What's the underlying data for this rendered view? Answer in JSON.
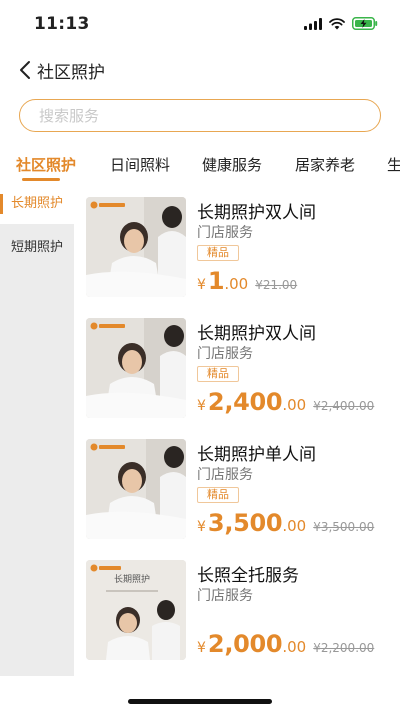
{
  "status": {
    "time": "11:13"
  },
  "nav": {
    "title": "社区照护"
  },
  "search": {
    "placeholder": "搜索服务"
  },
  "tabs": [
    {
      "label": "社区照护"
    },
    {
      "label": "日间照料"
    },
    {
      "label": "健康服务"
    },
    {
      "label": "居家养老"
    },
    {
      "label": "生"
    }
  ],
  "sidebar": {
    "items": [
      {
        "label": "长期照护"
      },
      {
        "label": "短期照护"
      }
    ]
  },
  "products": [
    {
      "title": "长期照护双人间",
      "subtitle": "门店服务",
      "badge": "精品",
      "currency": "¥",
      "price_int": "1",
      "price_dec": ".00",
      "original": "¥21.00",
      "thumb_logo": "",
      "thumb_caption": ""
    },
    {
      "title": "长期照护双人间",
      "subtitle": "门店服务",
      "badge": "精品",
      "currency": "¥",
      "price_int": "2,400",
      "price_dec": ".00",
      "original": "¥2,400.00",
      "thumb_logo": "",
      "thumb_caption": ""
    },
    {
      "title": "长期照护单人间",
      "subtitle": "门店服务",
      "badge": "精品",
      "currency": "¥",
      "price_int": "3,500",
      "price_dec": ".00",
      "original": "¥3,500.00",
      "thumb_logo": "",
      "thumb_caption": ""
    },
    {
      "title": "长照全托服务",
      "subtitle": "门店服务",
      "badge": "",
      "currency": "¥",
      "price_int": "2,000",
      "price_dec": ".00",
      "original": "¥2,200.00",
      "thumb_logo": "",
      "thumb_caption": "长期照护"
    }
  ],
  "colors": {
    "accent": "#e3892b",
    "sidebar_bg": "#ececec",
    "search_border": "#e8a752"
  }
}
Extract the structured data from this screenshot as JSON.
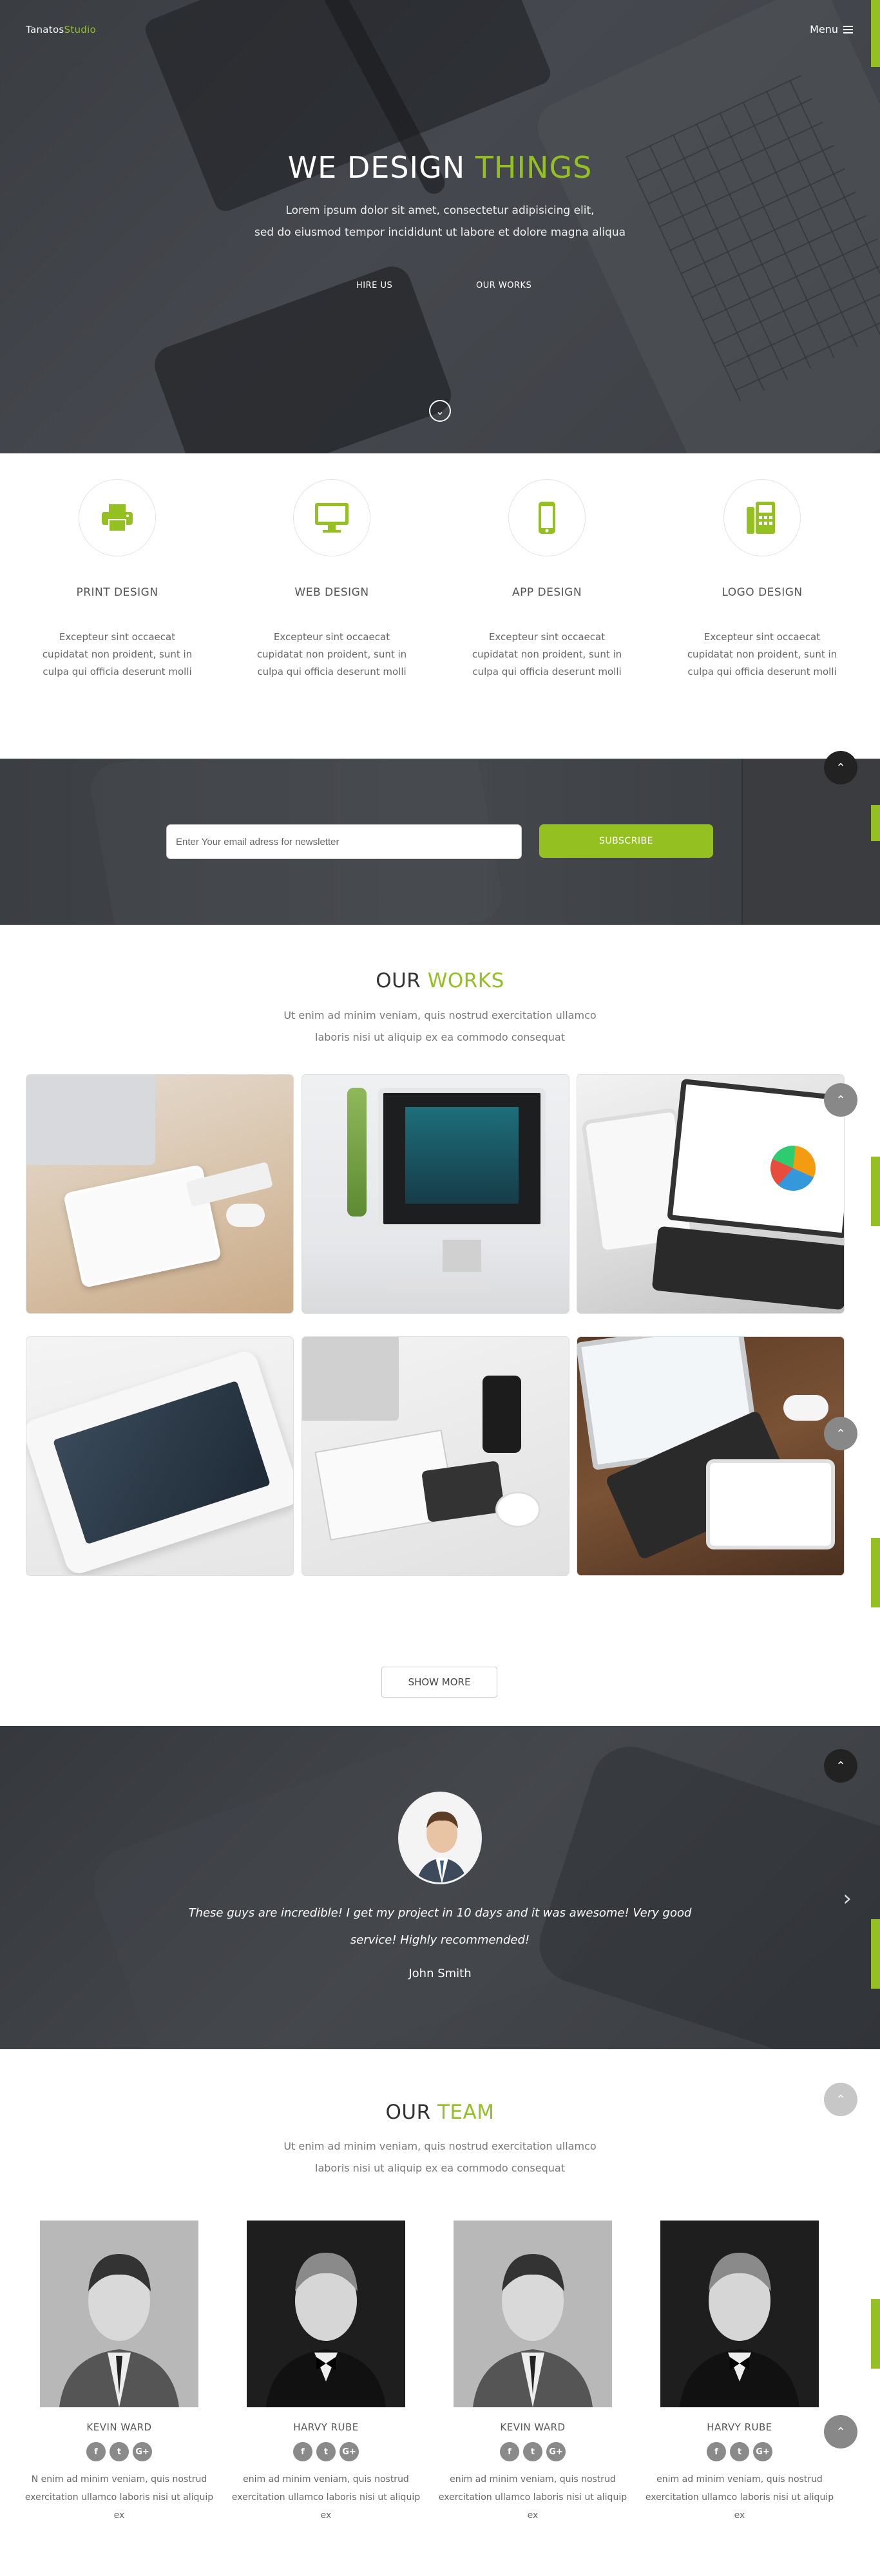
{
  "header": {
    "logo_main": "Tanatos",
    "logo_accent": "Studio",
    "menu_label": "Menu"
  },
  "hero": {
    "title_main": "WE DESIGN",
    "title_accent": "THINGS",
    "subtitle_line1": "Lorem ipsum dolor sit amet, consectetur adipisicing elit,",
    "subtitle_line2": "sed do eiusmod tempor incididunt ut labore et dolore magna aliqua",
    "btn_hire": "HIRE US",
    "btn_works": "OUR WORKS"
  },
  "services": [
    {
      "title": "PRINT DESIGN",
      "icon": "printer-icon",
      "text": "Excepteur sint occaecat cupidatat non proident, sunt in culpa qui officia deserunt molli"
    },
    {
      "title": "WEB DESIGN",
      "icon": "monitor-icon",
      "text": "Excepteur sint occaecat cupidatat non proident, sunt in culpa qui officia deserunt molli"
    },
    {
      "title": "APP DESIGN",
      "icon": "mobile-icon",
      "text": "Excepteur sint occaecat cupidatat non proident, sunt in culpa qui officia deserunt molli"
    },
    {
      "title": "LOGO DESIGN",
      "icon": "fax-icon",
      "text": "Excepteur sint occaecat cupidatat non proident, sunt in culpa qui officia deserunt molli"
    }
  ],
  "newsletter": {
    "placeholder": "Enter Your email adress for newsletter",
    "button": "SUBSCRIBE"
  },
  "works": {
    "title_main": "OUR",
    "title_accent": "WORKS",
    "subtitle_line1": "Ut enim ad minim veniam, quis nostrud exercitation ullamco",
    "subtitle_line2": "laboris nisi ut aliquip ex ea commodo consequat",
    "show_more": "SHOW MORE"
  },
  "testimonial": {
    "quote": "These guys are incredible! I get my project in 10 days and it was awesome! Very good service! Highly recommended!",
    "name": "John Smith"
  },
  "team": {
    "title_main": "OUR",
    "title_accent": "TEAM",
    "subtitle_line1": "Ut enim ad minim veniam, quis nostrud exercitation ullamco",
    "subtitle_line2": "laboris nisi ut aliquip ex ea commodo consequat",
    "members": [
      {
        "name": "KEVIN WARD",
        "text": "N enim ad minim veniam, quis nostrud exercitation ullamco laboris nisi ut aliquip ex"
      },
      {
        "name": "HARVY RUBE",
        "text": "enim ad minim veniam, quis nostrud exercitation ullamco laboris nisi ut aliquip ex"
      },
      {
        "name": "KEVIN WARD",
        "text": "enim ad minim veniam, quis nostrud exercitation ullamco laboris nisi ut aliquip ex"
      },
      {
        "name": "HARVY RUBE",
        "text": "enim ad minim veniam, quis nostrud exercitation ullamco laboris nisi ut aliquip ex"
      }
    ],
    "social": {
      "facebook": "f",
      "twitter": "t",
      "google": "G+"
    }
  },
  "colors": {
    "accent": "#94c121",
    "dark_bg": "#3f4247"
  }
}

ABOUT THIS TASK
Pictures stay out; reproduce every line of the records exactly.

TASK ANSWER
What's the underlying data for this rendered view? Answer in JSON.
{
  "status": {
    "time": "11:13"
  },
  "nav": {
    "title": "社区照护"
  },
  "search": {
    "placeholder": "搜索服务"
  },
  "tabs": [
    {
      "label": "社区照护"
    },
    {
      "label": "日间照料"
    },
    {
      "label": "健康服务"
    },
    {
      "label": "居家养老"
    },
    {
      "label": "生"
    }
  ],
  "sidebar": {
    "items": [
      {
        "label": "长期照护"
      },
      {
        "label": "短期照护"
      }
    ]
  },
  "products": [
    {
      "title": "长期照护双人间",
      "subtitle": "门店服务",
      "badge": "精品",
      "currency": "¥",
      "price_int": "1",
      "price_dec": ".00",
      "original": "¥21.00",
      "thumb_logo": "",
      "thumb_caption": ""
    },
    {
      "title": "长期照护双人间",
      "subtitle": "门店服务",
      "badge": "精品",
      "currency": "¥",
      "price_int": "2,400",
      "price_dec": ".00",
      "original": "¥2,400.00",
      "thumb_logo": "",
      "thumb_caption": ""
    },
    {
      "title": "长期照护单人间",
      "subtitle": "门店服务",
      "badge": "精品",
      "currency": "¥",
      "price_int": "3,500",
      "price_dec": ".00",
      "original": "¥3,500.00",
      "thumb_logo": "",
      "thumb_caption": ""
    },
    {
      "title": "长照全托服务",
      "subtitle": "门店服务",
      "badge": "",
      "currency": "¥",
      "price_int": "2,000",
      "price_dec": ".00",
      "original": "¥2,200.00",
      "thumb_logo": "",
      "thumb_caption": "长期照护"
    }
  ],
  "colors": {
    "accent": "#e3892b",
    "sidebar_bg": "#ececec",
    "search_border": "#e8a752"
  }
}
Extract the structured data from this screenshot as JSON.
{
  "header": {
    "logo_main": "Tanatos",
    "logo_accent": "Studio",
    "menu_label": "Menu"
  },
  "hero": {
    "title_main": "WE DESIGN",
    "title_accent": "THINGS",
    "subtitle_line1": "Lorem ipsum dolor sit amet, consectetur adipisicing elit,",
    "subtitle_line2": "sed do eiusmod tempor incididunt ut labore et dolore magna aliqua",
    "btn_hire": "HIRE US",
    "btn_works": "OUR WORKS"
  },
  "services": [
    {
      "title": "PRINT DESIGN",
      "icon": "printer-icon",
      "text": "Excepteur sint occaecat cupidatat non proident, sunt in culpa qui officia deserunt molli"
    },
    {
      "title": "WEB DESIGN",
      "icon": "monitor-icon",
      "text": "Excepteur sint occaecat cupidatat non proident, sunt in culpa qui officia deserunt molli"
    },
    {
      "title": "APP DESIGN",
      "icon": "mobile-icon",
      "text": "Excepteur sint occaecat cupidatat non proident, sunt in culpa qui officia deserunt molli"
    },
    {
      "title": "LOGO DESIGN",
      "icon": "fax-icon",
      "text": "Excepteur sint occaecat cupidatat non proident, sunt in culpa qui officia deserunt molli"
    }
  ],
  "newsletter": {
    "placeholder": "Enter Your email adress for newsletter",
    "button": "SUBSCRIBE"
  },
  "works": {
    "title_main": "OUR",
    "title_accent": "WORKS",
    "subtitle_line1": "Ut enim ad minim veniam, quis nostrud exercitation ullamco",
    "subtitle_line2": "laboris nisi ut aliquip ex ea commodo consequat",
    "show_more": "SHOW MORE"
  },
  "testimonial": {
    "quote": "These guys are incredible! I get my project in 10 days and it was awesome! Very good service! Highly recommended!",
    "name": "John Smith"
  },
  "team": {
    "title_main": "OUR",
    "title_accent": "TEAM",
    "subtitle_line1": "Ut enim ad minim veniam, quis nostrud exercitation ullamco",
    "subtitle_line2": "laboris nisi ut aliquip ex ea commodo consequat",
    "members": [
      {
        "name": "KEVIN WARD",
        "text": "N enim ad minim veniam, quis nostrud exercitation ullamco laboris nisi ut aliquip ex"
      },
      {
        "name": "HARVY RUBE",
        "text": "enim ad minim veniam, quis nostrud exercitation ullamco laboris nisi ut aliquip ex"
      },
      {
        "name": "KEVIN WARD",
        "text": "enim ad minim veniam, quis nostrud exercitation ullamco laboris nisi ut aliquip ex"
      },
      {
        "name": "HARVY RUBE",
        "text": "enim ad minim veniam, quis nostrud exercitation ullamco laboris nisi ut aliquip ex"
      }
    ],
    "social": {
      "facebook": "f",
      "twitter": "t",
      "google": "G+"
    }
  },
  "colors": {
    "accent": "#94c121",
    "dark_bg": "#3f4247"
  }
}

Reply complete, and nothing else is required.